Developing food attractants for silver carp that can be used to induce aggregation and control them: a new biochemical tool
This project identified and developed chemical food attractants for Asian carp that could be used with poison nanoparticles being developed by the USGS. Understanding how to optimize food and sex pheromones in the lab will allow researchers to develop ways to apply sensory cues to attract carp and stimulate aggregation.
In addition to knowing where these fish are, researchers would ideally also be able to stimulate them to aggregate in specific locations using attractants. Common carp and Asian carp are social animals that tend to aggregate, so this approach has great promise. Initial work with radio-tagged common carp has already demonstrated that these fish will quickly locate aggregating groups of conspecifics in the winter, when the entire group can be located and removed by seining (this is also known as the Judas fish technique). Researchers also aim to develop food and/or sex pheromone attractants to stimulate aggregations outside of the winter months.

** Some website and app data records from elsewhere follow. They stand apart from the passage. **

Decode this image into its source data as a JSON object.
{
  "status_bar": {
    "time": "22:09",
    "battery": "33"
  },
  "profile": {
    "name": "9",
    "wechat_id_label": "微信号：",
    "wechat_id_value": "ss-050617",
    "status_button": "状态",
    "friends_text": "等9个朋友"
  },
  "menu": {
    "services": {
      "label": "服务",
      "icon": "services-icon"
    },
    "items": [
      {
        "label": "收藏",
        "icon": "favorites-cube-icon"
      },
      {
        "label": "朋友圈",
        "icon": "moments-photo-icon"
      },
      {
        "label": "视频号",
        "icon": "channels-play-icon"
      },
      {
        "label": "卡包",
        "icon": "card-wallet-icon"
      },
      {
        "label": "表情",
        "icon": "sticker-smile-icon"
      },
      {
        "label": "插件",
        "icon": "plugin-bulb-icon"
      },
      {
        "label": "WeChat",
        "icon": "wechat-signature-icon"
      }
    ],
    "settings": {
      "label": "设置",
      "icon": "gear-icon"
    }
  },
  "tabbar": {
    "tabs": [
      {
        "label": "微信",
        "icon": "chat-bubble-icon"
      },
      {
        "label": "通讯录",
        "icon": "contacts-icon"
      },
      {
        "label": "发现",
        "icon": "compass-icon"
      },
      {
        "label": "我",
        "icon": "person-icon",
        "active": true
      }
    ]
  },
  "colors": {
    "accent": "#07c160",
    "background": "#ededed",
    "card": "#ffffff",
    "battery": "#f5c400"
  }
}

Pilot work in Minnesota has shown that starry stonewort populations and growth patterns of can vary between years and between lakes in different locations. These patterns suggest that how starry stonewort invades a lake could be influenced by climatological factors such as ice-out date, growing season length, and average water temperature. If this is the case, then developing effective management strategies for starry stonewort requires a deeper and more specific understanding of how climate change will influence the invasion dynamics of the species.
The project includes:
- An empirical study of starry stonewort invasion dynamics in nine lakes across latitudinal gradients in Wisconsin, Minnesota, and Indiana.
- Interviews with AIS managers and decision-makers in Wiscnsin, Minnesota and Indiana to examine invasive species management perceptions and preferences as they relate to starry stonewort.
- Modeling starry stonewort invasion patterns under a range of climate and management scenarios.
This project will provide practical information on the ecology of starry stonewort, a summary of current stakeholder preferences around starry stonewort management, as well as an evaluation of optimal management strategies.
The study is one component of a larger research project that is funded by the Prepared for Environmental Change Grand Challenge initiative administered by the Environmental Resilience Institute at Indiana University.